*WHAT IS EXPECTED*: If a line in the data holds the string "text", list it.

[Interface dataset entries]
----------
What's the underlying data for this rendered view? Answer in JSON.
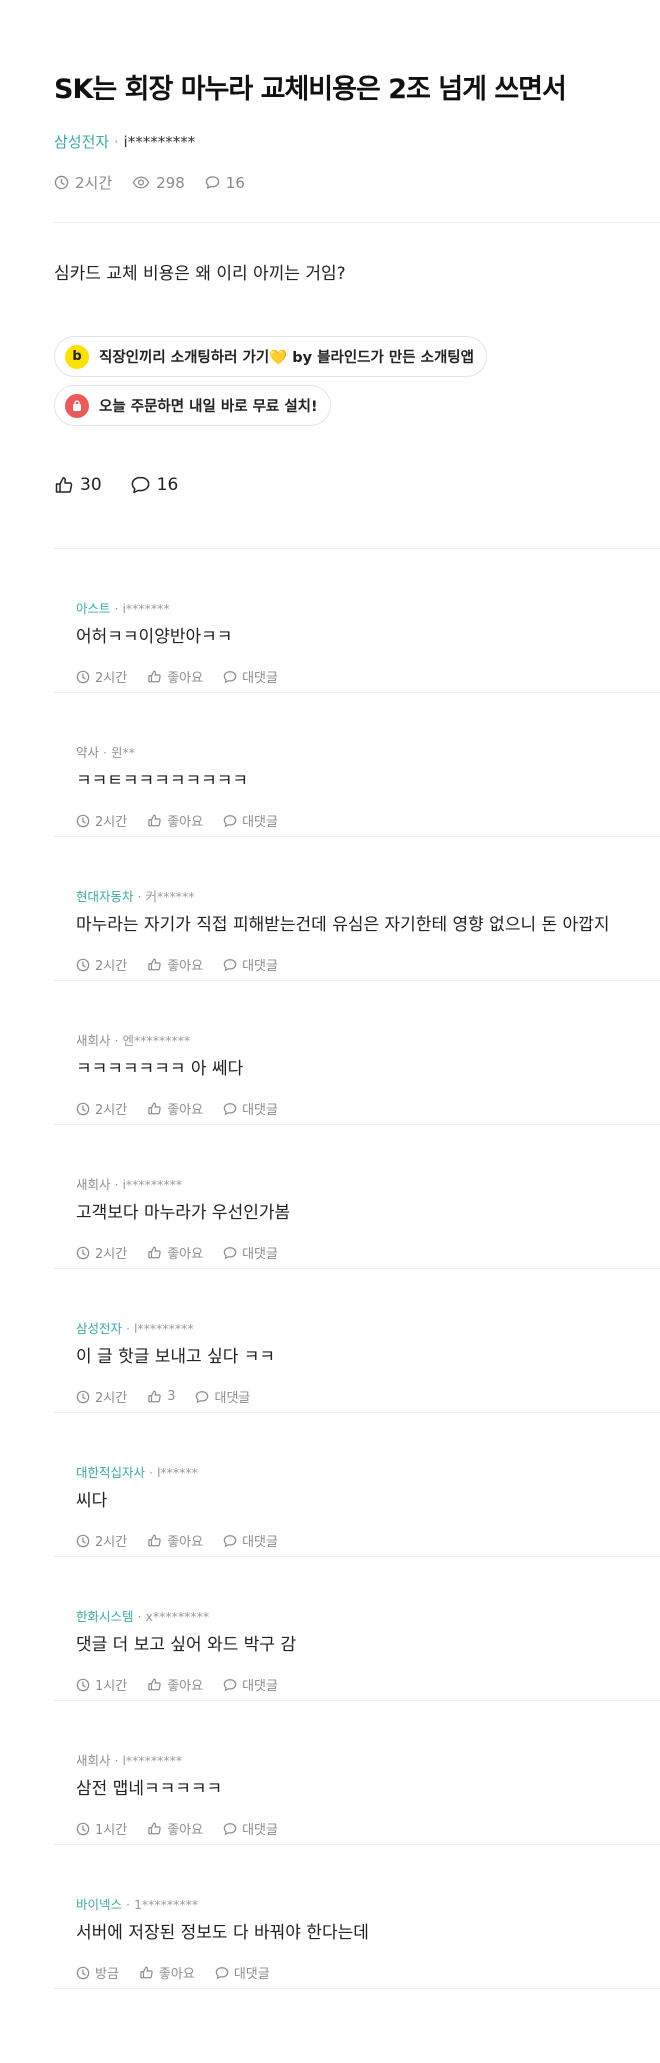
{
  "post": {
    "title": "SK는 회장 마누라 교체비용은 2조 넘게 쓰면서",
    "company": "삼성전자",
    "author": "i*********",
    "time": "2시간",
    "views": "298",
    "comments": "16",
    "body": "심카드 교체 비용은 왜 이리 아끼는 거임?",
    "likes": "30",
    "comment_count": "16"
  },
  "ads": [
    {
      "icon_letter": "b",
      "text": "직장인끼리 소개팅하러 가기💛 by 블라인드가 만든 소개팅앱"
    },
    {
      "icon_letter": "",
      "text": "오늘 주문하면 내일 바로 무료 설치!"
    }
  ],
  "colors": {
    "accent": "#3ea8a7",
    "ad_yellow": "#fce000",
    "ad_red": "#ea5a5a"
  },
  "comments": [
    {
      "company": "아스트",
      "author": "i*******",
      "text": "어허ㅋㅋ이양반아ㅋㅋ",
      "time": "2시간",
      "like": "좋아요",
      "reply": "대댓글"
    },
    {
      "company": "약사",
      "author": "윈**",
      "text": "ㅋㅋㅌㅋㅋㅋㅋㅋㅋㅋㅋ",
      "time": "2시간",
      "like": "좋아요",
      "reply": "대댓글"
    },
    {
      "company": "현대자동차",
      "author": "커******",
      "text": "마누라는 자기가 직접 피해받는건데 유심은 자기한테 영향 없으니 돈 아깝지",
      "time": "2시간",
      "like": "좋아요",
      "reply": "대댓글"
    },
    {
      "company": "새회사",
      "author": "엔*********",
      "text": "ㅋㅋㅋㅋㅋㅋㅋ 아 쎄다",
      "time": "2시간",
      "like": "좋아요",
      "reply": "대댓글"
    },
    {
      "company": "새회사",
      "author": "i*********",
      "text": "고객보다 마누라가 우선인가봄",
      "time": "2시간",
      "like": "좋아요",
      "reply": "대댓글"
    },
    {
      "company": "삼성전자",
      "author": "l*********",
      "text": "이 글 핫글 보내고 싶다 ㅋㅋ",
      "time": "2시간",
      "like": "3",
      "reply": "대댓글"
    },
    {
      "company": "대한적십자사",
      "author": "l******",
      "text": "씨다",
      "time": "2시간",
      "like": "좋아요",
      "reply": "대댓글"
    },
    {
      "company": "한화시스템",
      "author": "x*********",
      "text": "댓글 더 보고 싶어 와드 박구 감",
      "time": "1시간",
      "like": "좋아요",
      "reply": "대댓글"
    },
    {
      "company": "새회사",
      "author": "l*********",
      "text": "삼전 맵네ㅋㅋㅋㅋㅋ",
      "time": "1시간",
      "like": "좋아요",
      "reply": "대댓글"
    },
    {
      "company": "바이넥스",
      "author": "1*********",
      "text": "서버에 저장된 정보도 다 바꿔야 한다는데",
      "time": "방금",
      "like": "좋아요",
      "reply": "대댓글"
    }
  ]
}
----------
*ANSWER SPACE*:
      "text": "직장인끼리 소개팅하러 가기💛 by 블라인드가 만든 소개팅앱"
      "text": "오늘 주문하면 내일 바로 무료 설치!"
      "text": "어허ㅋㅋ이양반아ㅋㅋ",
      "text": "ㅋㅋㅌㅋㅋㅋㅋㅋㅋㅋㅋ",
      "text": "마누라는 자기가 직접 피해받는건데 유심은 자기한테 영향 없으니 돈 아깝지",
      "text": "ㅋㅋㅋㅋㅋㅋㅋ 아 쎄다",
      "text": "고객보다 마누라가 우선인가봄",
      "text": "이 글 핫글 보내고 싶다 ㅋㅋ",
      "text": "씨다",
      "text": "댓글 더 보고 싶어 와드 박구 감",
      "text": "삼전 맵네ㅋㅋㅋㅋㅋ",
      "text": "서버에 저장된 정보도 다 바꿔야 한다는데",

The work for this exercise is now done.